This new timeline was announced by Landcadia and Golden Nugget on Nov. 5 in an SEC filing. In the filing, the company also said it had won two online-gaming industry awards
Moreover, Golden Nugget Online Gaming said that its gross gaming revenue had jumped 72% in the first nine months of 2020. And it said that it had taken in over $2 billion of bets.
The Outlook for Golden Nugget Online Gaming
If Golden Nugget continues to post those kinds of results, LCA stock is going to be a huge success once its merger closes, as it will receive additional funds through the deal. The firm will become only the second, pure publicly traded online casino company in the U.S. DraftKings (NASDAQ:DKNG) is the other.
And when the merger was announced on June 29, Landcadia had $321 million of funds that will be transferred to Golden Nugget after the merge. Golden Nugget will likely be able to use those funds to pay down some of its debt. In addition, it will launch online gaming in other states, starting with Michigan.
Moreover, the company recently reported that its online net revenue had jumped 92% year-over-year and 4% versus Q2 to $25.9 million.
Further, its operating income jumped 92% YOY to $8.2 million. However, its Q3 operating income fell by $300,000 versus Q2.
The Outlook of LCA Stock
As I suggested in my last article, Golden Nugget will likely do quite well after its merger closes at the end of November.
DraftKings’ stock doubled from the time when its merger with a SPAC was announced until it closed. However, as I pointed out in my Sept. article, Golden Nugget Online has been much more profitable than DraftKings.
I also reported last month that Golden Nugget Online had disclosed an interesting issue that may have delayed the closing of the merger. Specifically, there were some last-minute negotiations between Landcadia and Golden Nugget’s owner, Tilman J. Fertitta, who will be the controlling shareholder of the merged company.
An amendment was made to the purchase agreement to limit Fertitta’s control over the combined company. That restriction would be implemented only if he and the entities he controls end up having less than a 30% stake in the company.
This change is good for shareholders because it protects them from a scenario in which Fertitta reduces his stake and yet can still control the board.

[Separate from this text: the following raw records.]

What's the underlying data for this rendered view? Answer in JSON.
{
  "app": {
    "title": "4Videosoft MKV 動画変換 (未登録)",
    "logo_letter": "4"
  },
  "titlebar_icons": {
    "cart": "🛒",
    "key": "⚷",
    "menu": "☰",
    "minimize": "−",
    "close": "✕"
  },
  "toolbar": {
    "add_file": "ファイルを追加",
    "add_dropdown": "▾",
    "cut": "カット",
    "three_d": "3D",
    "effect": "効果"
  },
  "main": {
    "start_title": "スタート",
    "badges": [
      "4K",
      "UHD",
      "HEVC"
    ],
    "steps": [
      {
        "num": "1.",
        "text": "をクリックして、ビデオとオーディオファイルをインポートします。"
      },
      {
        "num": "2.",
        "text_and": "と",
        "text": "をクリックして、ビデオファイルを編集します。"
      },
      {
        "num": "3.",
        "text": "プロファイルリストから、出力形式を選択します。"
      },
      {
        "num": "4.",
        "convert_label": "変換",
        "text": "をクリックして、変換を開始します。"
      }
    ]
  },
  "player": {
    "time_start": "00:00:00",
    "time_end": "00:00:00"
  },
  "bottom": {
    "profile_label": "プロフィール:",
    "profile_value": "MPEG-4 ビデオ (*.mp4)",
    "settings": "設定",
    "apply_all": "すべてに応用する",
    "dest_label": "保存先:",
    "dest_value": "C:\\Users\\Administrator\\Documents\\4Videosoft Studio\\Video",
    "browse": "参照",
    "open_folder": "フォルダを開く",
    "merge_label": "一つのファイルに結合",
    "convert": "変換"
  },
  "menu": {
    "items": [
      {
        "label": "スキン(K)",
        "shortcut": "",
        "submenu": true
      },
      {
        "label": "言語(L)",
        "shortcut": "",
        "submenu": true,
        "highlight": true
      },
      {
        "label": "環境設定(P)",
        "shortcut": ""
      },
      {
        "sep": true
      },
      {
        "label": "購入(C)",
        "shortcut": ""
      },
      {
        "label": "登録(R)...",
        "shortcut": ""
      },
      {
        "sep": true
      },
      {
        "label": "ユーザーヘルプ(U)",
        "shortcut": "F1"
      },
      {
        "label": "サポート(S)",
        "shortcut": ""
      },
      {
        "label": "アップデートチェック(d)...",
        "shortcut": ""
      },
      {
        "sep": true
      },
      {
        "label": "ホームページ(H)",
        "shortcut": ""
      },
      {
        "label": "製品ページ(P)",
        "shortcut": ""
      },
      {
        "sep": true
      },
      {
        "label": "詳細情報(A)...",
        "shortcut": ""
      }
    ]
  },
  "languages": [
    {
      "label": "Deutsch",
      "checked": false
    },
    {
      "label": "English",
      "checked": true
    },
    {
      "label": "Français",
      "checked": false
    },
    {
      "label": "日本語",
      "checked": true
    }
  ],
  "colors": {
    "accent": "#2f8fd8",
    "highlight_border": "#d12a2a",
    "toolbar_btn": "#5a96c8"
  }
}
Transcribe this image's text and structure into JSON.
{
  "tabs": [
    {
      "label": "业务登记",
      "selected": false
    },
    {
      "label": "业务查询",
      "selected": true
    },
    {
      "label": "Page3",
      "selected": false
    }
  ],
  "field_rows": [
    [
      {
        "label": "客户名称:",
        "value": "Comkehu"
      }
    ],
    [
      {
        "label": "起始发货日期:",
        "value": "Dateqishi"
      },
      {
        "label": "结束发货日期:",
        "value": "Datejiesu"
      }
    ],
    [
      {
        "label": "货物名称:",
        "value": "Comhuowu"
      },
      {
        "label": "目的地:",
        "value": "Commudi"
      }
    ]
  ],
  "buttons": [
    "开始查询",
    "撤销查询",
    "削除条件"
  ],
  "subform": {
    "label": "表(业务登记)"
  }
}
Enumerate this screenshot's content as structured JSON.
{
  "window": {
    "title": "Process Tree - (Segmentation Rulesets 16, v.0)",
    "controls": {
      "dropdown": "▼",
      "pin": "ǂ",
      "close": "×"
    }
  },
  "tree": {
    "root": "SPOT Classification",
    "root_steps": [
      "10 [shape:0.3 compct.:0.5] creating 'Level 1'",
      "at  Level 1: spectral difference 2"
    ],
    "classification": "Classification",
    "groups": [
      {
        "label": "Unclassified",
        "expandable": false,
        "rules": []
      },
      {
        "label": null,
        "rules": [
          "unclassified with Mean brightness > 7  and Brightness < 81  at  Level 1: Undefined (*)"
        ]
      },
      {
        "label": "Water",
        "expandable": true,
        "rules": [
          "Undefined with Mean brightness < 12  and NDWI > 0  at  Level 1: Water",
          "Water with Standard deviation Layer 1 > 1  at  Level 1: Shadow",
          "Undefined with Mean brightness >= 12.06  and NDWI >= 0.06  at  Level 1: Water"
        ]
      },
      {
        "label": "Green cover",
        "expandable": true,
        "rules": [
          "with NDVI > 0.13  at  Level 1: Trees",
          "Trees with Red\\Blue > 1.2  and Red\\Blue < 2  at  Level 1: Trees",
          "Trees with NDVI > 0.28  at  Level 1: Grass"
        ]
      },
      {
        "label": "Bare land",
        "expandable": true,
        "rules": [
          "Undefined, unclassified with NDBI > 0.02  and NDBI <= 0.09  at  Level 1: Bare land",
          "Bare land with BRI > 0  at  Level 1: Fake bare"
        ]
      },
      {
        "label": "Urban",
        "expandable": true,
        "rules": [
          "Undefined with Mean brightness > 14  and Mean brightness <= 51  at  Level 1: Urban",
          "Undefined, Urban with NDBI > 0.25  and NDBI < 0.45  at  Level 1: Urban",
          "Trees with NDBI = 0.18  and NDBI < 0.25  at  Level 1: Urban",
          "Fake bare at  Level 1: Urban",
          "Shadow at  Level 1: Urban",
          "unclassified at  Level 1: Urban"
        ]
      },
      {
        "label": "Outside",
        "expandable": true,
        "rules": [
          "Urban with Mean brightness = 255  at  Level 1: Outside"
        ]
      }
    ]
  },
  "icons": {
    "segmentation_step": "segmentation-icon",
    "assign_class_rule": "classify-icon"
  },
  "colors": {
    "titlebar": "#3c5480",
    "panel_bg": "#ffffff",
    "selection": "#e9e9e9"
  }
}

It also indicates that Landcadia believes that LCA stock could shoot up after the merger, making selling his stock attractive. They foresaw this scenario developing with a bad outcome. In effect, this is a bullish sign for the stock.
What To Do With LCA Stock
So far there are no forecasts for LCA stock, nor GNOG since it is not trading under that symbol yet. So, I would suspect that on Nov. 30 or shortly thereafter some sell-side analysts will produce their forecasts.
As I have above, however, I suspect that the stock will continue to do quite well. One way to take advantage of this is to buy the in-the-money warrants for LCA stock. Those trade under the symbol LCAHW (with NASDAQ). They are currently trading around $3.96 per warrant.
I wrote an extensive gallery article which explains how in-the-money warrants work for SPAC stocks. The exercise price is $11.50 per warrant. Therefore, when LCA stock trades at $13.60, they are in-the-money (i.e., the intrinsic value) by $2.10 (i.e., $13.60 minus $11.50). The extra $1.86 per warrant that is above the intrinsic value is what you pay to own the warrant over the 5-year exercise period.
However, there is a problem, as described in my article. Any warrant for an underlying SPAC merger stock which trades above $18 will likely get called by the company. The company could subsequently buy back the warrant for 1 cent.
The bottom line is that it is usually better to buy these in-the-money warrants prior to the merger closing. This is because the extra amount you pay over the intrinsic value will evaporate if and when the stock rises after the merger closes.
The bottom line is that I suspect that this stock will do extremely well over the next year.
On the date of publication, Mark R. Hake did not have (either directly or indirectly) any positions in any of the securities mentioned in this article.